◆ To do: What lines in the listing below hold the string "kind"? Please copy them out.

┄┄┄┄┄┄┄┄┄┄┄┄┄┄┄┄┄┄┄┄

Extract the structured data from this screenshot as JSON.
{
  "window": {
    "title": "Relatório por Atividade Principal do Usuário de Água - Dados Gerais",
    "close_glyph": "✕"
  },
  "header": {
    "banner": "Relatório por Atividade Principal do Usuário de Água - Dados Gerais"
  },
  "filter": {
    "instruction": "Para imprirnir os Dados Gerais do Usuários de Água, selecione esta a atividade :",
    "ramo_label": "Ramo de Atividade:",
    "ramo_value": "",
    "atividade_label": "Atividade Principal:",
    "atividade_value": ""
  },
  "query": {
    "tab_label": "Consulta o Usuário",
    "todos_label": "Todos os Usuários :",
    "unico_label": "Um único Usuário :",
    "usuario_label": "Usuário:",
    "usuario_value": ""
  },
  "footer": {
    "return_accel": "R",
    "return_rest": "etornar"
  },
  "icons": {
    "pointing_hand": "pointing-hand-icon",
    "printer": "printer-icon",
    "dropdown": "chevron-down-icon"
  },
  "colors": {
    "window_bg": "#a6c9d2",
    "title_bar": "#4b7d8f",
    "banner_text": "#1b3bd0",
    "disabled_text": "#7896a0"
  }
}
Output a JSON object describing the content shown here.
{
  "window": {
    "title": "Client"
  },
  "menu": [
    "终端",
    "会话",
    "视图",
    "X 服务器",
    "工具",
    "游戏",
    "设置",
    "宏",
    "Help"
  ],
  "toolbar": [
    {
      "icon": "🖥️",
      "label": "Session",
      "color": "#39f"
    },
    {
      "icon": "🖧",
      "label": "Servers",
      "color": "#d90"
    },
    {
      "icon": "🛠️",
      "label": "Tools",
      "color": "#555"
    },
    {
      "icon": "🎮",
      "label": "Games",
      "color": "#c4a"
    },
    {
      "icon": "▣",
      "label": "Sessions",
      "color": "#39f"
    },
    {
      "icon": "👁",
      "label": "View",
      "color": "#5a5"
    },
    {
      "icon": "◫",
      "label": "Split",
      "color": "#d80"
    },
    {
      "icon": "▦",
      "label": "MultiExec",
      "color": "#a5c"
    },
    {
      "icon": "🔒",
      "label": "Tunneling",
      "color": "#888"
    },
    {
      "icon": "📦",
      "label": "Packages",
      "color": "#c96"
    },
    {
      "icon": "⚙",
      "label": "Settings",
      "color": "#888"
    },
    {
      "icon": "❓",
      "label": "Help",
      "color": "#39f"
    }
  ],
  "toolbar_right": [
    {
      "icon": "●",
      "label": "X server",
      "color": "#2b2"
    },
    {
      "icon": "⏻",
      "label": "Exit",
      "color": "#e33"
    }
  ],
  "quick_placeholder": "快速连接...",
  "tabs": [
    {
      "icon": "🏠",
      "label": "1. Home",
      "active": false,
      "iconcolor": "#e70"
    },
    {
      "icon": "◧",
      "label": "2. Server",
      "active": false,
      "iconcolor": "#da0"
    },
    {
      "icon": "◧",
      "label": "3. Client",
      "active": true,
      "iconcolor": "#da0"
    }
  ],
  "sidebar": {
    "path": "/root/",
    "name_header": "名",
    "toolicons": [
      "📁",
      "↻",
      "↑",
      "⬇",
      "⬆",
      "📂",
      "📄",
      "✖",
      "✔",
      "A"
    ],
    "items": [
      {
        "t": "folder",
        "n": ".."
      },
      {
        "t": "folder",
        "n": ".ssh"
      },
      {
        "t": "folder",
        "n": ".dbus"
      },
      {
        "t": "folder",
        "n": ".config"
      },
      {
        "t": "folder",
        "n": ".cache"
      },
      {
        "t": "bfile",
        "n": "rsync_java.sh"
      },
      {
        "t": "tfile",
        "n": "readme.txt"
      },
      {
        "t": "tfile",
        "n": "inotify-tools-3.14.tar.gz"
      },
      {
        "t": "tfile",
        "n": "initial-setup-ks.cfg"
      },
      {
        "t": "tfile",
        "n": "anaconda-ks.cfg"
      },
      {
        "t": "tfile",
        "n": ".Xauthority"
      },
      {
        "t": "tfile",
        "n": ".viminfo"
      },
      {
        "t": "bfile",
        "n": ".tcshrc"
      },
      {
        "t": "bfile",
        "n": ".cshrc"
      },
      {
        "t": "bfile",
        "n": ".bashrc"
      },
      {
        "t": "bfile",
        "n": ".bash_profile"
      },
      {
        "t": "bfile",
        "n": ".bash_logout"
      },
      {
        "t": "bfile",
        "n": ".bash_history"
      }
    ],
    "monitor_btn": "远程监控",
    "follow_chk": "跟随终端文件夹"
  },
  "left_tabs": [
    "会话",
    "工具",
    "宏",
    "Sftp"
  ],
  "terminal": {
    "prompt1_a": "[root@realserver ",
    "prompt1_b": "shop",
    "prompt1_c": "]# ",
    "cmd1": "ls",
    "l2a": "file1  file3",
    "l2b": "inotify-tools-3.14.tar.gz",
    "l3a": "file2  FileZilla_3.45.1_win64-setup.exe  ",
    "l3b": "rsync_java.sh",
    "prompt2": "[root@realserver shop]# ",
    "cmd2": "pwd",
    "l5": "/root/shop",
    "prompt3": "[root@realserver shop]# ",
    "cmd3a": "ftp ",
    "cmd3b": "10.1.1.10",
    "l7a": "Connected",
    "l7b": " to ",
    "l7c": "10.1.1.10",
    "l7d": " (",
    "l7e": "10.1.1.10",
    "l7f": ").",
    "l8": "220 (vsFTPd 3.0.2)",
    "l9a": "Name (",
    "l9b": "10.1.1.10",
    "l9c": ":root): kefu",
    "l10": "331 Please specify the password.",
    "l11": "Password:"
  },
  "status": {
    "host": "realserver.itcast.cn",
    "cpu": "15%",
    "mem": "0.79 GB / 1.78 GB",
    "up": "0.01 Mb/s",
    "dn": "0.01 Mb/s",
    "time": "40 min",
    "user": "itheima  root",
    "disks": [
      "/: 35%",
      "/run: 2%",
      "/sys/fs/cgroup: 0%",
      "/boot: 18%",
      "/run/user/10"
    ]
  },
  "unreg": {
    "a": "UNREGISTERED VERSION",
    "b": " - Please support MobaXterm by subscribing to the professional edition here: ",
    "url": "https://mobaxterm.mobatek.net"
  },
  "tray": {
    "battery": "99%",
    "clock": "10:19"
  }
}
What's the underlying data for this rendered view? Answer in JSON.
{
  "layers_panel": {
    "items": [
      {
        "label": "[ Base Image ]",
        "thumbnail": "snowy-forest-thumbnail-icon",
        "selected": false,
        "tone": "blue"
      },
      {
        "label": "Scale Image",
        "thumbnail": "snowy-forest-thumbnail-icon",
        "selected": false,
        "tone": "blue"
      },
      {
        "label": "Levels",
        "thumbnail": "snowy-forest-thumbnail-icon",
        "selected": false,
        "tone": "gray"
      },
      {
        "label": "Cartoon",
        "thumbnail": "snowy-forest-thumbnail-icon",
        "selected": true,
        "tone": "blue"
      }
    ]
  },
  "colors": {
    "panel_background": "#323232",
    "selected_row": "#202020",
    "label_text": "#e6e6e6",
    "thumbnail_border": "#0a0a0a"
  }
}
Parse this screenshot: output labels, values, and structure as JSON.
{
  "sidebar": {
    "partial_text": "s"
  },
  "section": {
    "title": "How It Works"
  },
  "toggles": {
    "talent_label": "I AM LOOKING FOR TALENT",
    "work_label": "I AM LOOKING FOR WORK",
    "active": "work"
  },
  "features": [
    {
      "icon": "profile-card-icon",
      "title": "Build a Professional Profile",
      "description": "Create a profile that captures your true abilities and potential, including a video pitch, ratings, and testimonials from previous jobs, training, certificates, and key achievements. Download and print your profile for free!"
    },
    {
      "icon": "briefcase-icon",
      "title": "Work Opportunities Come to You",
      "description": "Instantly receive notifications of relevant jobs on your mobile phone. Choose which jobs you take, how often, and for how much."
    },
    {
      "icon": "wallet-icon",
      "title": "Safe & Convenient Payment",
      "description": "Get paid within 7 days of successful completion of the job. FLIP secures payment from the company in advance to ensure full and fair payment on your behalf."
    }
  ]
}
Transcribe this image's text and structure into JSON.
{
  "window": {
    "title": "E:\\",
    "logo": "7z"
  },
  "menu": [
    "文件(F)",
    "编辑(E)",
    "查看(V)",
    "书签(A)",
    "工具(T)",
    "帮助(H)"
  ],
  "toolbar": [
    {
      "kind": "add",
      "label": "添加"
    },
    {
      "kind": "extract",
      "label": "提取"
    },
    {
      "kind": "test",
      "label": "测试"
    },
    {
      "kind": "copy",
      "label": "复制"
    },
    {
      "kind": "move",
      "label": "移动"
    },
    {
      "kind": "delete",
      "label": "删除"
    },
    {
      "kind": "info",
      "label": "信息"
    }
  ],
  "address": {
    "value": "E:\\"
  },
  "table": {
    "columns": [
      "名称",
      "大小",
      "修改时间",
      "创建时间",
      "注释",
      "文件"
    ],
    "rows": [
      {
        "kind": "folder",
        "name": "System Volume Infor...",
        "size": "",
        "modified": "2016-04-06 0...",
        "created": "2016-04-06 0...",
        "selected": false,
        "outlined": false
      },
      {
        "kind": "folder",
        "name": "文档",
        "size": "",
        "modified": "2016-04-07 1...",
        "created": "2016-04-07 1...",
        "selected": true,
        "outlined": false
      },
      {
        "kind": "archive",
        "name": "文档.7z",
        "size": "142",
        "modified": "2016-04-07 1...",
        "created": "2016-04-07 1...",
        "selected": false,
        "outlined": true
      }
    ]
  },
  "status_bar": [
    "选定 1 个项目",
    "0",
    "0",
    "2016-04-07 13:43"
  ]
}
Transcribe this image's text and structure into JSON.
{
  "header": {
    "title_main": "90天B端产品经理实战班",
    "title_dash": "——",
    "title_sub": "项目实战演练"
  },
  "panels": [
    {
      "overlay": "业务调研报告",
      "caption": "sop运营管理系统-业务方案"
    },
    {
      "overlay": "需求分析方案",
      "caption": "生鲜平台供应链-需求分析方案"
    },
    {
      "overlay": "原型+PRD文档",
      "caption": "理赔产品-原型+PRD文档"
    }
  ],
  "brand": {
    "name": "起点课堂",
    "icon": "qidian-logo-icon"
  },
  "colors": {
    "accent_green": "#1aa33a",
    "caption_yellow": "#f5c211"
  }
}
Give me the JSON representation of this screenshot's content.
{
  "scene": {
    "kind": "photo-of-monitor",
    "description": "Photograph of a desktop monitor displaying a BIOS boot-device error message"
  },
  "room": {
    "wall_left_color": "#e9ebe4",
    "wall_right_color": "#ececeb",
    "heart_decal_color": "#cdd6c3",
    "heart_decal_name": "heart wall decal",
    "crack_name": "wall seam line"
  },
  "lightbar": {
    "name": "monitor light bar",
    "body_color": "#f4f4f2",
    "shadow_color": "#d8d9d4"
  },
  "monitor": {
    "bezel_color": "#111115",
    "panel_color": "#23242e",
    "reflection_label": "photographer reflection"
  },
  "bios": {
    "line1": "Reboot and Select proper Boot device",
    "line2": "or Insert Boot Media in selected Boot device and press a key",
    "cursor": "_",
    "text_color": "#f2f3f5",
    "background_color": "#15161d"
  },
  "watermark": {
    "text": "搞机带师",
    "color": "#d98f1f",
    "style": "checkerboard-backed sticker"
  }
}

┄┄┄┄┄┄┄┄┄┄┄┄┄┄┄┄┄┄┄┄

◆ Output for this task:
      "kind": "add",
      "kind": "extract",
      "kind": "test",
      "kind": "copy",
      "kind": "move",
      "kind": "delete",
      "kind": "info",
        "kind": "folder",
        "kind": "folder",
        "kind": "archive",
    "kind": "photo-of-monitor",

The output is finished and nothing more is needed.